Growing up watching hockey in Boston you understood early on what an NHL enforcer was. It wasn’t ‘when will the Bruins enforcer step up?’ It was, ‘which Bruins enforcer will step up?’
If you can play, the fact that you can fight shouldn’t take away from the fact that you can play. -Shawn Thornton, Former NHL Enforcer
Times have changed and “goon” hockey has tailed off. These days holding a roster spot for a one-dimensional enforcer doesn’t make sense for a competing club. In reality, the “Mike Tyson-on-skates” type players I watched as a kid would have a hard time finding full-time NHL jobs today.
Which is why today’s enforcer has to be more like Ryan Reaves, a hybrid of equal parts power forward and sheriff. Being tough isn’t good enough anymore. Teams expect “heavies” to forecheck, create traffic, add points, and knock opponents on their ass.
None of us really love it. We do it because we’re good at it. You work on the other part of the game, because that’s what will keep you around. You work twice, three times as hard on being a better hockey player every single day so you can contribute. -Thornton
I had a chance to catch up with longtime league enforcer Shawn Thornton after last week’s Florida Panthers and Golden Knights game. Thornton was one of the league’s most lethal weapons on the ice. He protected some of the league’s elite from Teemu Selanne, Patrice Bergeron, and Jaromir Jagr. In 14 NHL seasons, Thornton participated in 158 fights, including one with Reaves.

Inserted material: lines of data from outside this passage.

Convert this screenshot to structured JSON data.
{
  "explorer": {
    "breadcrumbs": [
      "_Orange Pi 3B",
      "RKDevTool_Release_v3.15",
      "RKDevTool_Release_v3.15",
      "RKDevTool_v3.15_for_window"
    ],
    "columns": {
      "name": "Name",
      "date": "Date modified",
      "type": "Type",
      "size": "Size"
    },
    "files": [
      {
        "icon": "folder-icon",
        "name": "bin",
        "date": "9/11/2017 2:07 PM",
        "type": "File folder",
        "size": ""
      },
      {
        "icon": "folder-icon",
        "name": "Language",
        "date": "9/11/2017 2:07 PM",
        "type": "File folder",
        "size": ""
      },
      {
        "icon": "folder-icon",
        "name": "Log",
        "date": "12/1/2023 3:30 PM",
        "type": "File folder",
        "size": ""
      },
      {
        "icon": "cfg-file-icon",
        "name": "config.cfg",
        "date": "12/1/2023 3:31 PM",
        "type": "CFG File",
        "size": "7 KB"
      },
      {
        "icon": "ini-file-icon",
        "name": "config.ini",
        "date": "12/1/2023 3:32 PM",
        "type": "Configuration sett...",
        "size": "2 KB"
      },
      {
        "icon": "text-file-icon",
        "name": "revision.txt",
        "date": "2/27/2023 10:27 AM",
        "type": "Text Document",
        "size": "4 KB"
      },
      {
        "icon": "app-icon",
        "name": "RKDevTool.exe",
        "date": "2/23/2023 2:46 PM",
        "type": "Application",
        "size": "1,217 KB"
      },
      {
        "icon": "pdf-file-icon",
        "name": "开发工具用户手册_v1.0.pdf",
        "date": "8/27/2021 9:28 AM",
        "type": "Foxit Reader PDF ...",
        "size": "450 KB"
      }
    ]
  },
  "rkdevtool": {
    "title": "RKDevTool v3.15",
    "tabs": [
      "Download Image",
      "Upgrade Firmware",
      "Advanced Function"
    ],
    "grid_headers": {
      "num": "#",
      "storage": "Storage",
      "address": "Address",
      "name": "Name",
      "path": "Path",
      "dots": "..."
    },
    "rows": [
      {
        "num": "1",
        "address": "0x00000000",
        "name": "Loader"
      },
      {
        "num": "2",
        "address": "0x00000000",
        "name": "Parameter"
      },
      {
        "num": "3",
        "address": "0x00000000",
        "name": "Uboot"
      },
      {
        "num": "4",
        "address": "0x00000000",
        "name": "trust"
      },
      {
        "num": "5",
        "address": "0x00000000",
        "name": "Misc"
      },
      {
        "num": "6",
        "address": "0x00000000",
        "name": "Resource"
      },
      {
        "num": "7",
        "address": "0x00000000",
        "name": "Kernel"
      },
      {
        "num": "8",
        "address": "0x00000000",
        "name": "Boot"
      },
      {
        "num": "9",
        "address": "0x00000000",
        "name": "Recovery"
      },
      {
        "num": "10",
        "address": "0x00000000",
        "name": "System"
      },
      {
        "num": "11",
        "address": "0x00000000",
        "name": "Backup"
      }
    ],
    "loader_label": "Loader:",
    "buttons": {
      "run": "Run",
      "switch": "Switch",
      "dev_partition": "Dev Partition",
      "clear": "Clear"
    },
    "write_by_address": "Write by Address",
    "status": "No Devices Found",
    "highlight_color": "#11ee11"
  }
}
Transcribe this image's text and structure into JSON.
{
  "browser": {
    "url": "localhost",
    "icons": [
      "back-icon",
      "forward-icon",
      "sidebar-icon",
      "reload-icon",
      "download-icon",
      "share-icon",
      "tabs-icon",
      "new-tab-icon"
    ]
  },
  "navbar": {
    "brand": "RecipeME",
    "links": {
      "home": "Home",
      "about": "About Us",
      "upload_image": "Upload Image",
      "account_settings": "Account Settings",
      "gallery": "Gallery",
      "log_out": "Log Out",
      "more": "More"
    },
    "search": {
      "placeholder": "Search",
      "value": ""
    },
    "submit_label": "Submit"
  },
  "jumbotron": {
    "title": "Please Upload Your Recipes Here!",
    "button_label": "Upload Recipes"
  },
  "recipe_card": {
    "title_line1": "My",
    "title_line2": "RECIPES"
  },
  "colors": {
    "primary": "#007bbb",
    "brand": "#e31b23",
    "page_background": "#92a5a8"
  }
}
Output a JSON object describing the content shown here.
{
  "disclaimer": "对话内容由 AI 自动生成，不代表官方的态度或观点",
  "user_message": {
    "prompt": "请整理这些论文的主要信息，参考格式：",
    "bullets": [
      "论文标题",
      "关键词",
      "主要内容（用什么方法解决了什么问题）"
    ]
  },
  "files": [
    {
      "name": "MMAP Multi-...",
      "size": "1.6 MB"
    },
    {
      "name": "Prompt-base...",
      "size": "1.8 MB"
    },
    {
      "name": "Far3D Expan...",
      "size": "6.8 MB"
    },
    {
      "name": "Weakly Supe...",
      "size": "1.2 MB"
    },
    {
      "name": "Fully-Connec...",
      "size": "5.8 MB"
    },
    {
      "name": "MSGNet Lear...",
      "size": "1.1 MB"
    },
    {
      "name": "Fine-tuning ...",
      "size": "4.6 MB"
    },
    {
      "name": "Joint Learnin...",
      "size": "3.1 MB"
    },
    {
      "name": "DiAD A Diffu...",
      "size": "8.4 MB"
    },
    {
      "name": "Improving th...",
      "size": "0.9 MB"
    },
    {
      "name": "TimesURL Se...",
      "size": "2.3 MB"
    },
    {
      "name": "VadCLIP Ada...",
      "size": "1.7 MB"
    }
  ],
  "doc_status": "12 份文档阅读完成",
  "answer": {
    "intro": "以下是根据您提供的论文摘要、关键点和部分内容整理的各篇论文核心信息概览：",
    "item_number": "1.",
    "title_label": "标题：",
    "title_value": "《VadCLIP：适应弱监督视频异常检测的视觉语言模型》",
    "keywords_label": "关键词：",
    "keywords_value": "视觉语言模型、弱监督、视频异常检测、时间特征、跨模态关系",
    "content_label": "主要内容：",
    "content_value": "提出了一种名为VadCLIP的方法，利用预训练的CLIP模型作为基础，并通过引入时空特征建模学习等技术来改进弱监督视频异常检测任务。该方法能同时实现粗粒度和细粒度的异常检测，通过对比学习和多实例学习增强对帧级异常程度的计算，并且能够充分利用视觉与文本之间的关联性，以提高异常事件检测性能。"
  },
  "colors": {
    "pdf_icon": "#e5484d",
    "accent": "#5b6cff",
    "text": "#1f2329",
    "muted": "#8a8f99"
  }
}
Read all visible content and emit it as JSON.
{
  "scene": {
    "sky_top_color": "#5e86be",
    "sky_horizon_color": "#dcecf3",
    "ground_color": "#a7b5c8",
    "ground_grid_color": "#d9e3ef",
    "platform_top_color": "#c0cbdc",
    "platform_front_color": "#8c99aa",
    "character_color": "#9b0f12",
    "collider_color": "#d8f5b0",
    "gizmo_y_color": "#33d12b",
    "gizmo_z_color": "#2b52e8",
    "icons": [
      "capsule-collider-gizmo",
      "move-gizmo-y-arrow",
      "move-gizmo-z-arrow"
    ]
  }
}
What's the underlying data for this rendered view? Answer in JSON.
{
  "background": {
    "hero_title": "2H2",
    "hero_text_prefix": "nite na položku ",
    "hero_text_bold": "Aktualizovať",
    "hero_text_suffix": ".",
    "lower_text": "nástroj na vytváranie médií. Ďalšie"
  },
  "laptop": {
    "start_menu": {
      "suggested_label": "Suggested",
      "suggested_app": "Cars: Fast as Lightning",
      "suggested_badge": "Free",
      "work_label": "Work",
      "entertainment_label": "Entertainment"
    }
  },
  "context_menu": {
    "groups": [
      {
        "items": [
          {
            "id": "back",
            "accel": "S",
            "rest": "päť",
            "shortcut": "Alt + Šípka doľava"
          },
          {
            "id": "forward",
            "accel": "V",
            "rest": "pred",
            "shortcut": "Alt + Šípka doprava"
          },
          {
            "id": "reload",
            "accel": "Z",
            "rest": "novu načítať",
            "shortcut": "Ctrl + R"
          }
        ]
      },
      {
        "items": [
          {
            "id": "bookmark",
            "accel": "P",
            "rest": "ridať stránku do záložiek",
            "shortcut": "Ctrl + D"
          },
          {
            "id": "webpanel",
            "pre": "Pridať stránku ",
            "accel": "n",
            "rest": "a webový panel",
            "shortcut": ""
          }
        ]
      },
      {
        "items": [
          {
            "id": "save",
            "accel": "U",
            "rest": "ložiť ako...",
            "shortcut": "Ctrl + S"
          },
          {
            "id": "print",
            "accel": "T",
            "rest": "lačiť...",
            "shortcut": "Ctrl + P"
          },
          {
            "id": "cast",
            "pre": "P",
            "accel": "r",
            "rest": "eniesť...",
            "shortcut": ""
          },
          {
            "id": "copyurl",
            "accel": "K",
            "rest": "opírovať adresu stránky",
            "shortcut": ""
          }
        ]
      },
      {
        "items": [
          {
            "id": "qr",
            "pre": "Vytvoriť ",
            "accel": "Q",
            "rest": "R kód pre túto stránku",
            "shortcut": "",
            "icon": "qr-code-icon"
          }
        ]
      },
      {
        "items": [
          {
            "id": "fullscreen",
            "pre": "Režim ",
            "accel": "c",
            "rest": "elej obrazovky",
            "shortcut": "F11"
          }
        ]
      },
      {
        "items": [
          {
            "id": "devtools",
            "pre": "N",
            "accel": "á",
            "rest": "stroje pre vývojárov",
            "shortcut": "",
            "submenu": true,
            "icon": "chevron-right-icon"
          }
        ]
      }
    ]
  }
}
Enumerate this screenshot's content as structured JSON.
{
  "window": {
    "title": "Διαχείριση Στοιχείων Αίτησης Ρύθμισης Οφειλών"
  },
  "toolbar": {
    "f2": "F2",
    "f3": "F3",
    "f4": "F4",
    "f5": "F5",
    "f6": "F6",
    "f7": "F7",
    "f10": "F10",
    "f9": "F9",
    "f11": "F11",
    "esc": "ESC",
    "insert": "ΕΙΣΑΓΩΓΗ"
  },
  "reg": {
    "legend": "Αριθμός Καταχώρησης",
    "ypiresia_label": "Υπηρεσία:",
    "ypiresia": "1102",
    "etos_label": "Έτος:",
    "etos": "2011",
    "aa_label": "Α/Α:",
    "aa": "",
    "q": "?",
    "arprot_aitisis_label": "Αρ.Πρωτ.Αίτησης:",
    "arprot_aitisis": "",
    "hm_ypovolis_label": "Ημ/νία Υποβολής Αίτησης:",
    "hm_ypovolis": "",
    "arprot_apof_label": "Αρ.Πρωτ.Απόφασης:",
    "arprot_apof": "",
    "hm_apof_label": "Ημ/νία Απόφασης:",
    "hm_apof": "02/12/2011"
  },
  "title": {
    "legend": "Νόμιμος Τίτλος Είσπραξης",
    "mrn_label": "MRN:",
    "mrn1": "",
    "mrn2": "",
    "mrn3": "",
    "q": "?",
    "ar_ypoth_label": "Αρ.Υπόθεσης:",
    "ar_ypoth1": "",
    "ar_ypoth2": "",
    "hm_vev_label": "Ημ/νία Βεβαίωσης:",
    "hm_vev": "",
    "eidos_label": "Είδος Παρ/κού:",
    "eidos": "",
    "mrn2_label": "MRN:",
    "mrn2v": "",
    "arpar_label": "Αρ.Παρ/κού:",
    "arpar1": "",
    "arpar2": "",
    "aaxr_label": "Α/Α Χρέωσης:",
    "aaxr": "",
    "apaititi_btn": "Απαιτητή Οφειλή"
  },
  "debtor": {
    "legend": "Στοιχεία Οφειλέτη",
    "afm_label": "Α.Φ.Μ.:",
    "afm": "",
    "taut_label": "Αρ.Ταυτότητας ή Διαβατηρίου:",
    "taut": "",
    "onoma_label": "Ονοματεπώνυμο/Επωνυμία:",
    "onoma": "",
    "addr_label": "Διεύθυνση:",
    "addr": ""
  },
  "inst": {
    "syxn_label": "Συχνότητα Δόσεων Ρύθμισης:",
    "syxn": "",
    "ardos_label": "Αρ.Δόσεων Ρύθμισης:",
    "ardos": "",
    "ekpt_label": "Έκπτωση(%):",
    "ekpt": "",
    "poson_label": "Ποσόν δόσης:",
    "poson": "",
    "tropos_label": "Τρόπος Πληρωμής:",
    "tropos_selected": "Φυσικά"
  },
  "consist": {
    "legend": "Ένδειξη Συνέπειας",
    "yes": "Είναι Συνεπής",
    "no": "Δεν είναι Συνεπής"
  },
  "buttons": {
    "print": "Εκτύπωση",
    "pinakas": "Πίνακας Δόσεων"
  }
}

He’s arguably the toughest guy in the league, but the fact he can play the game and contribute that’s what makes him valuable. That’s where the game is nowadays. There were a lot of players that were pushed out, he was not one of them. Rightfully so. He can contribute to the game and not just for what we’re known for doing. -Thornton
Thornton stressed Reaves isn’t close to the same style of player that he was. In his playing days, a thumper wasn’t expected to be well-rounded. Today’s game requires all players to be multi-dimensional on the ice, like Reaves has been.
In my opinion, intimidation is a part of life. When you’re in an arena that’s two hundred by eighty-five with no out of bounds, it’s amplified. I think there will always be a space in hockey. Sometimes it’s a pressure cooker and a fight will be the thing that pops the top off… but there’s no more room in the league for a one-dimensional guy, and I’m actually very okay with that. -Thornton
Like Reaves, Thornton was able to get his team and fans up on their feet with one chirp, hit, or knockout. He’s beloved in Boston and is the epitome of a player that’ll never have to buy his own drink again. The retired Thornton does admit he would’ve preferred spending less time in the sin bin and more time on the box score. I bet Reaves would agree.
Doesn’t matter who you are, you’re more excited when you score a goal then you are punching someone in the head. -Thornton
After his goal in the Western Conference final, Reaves is already on Thornton’s path to free drinks for life. In fact, it will work out even better for the Golden Knight. Anytime someone asks Reaves “what are you drinking?” He’ll reply, “Training Day. 7Five Brewing.”
Reaves will be drinking for free and making money to boot. Now that is well-rounded.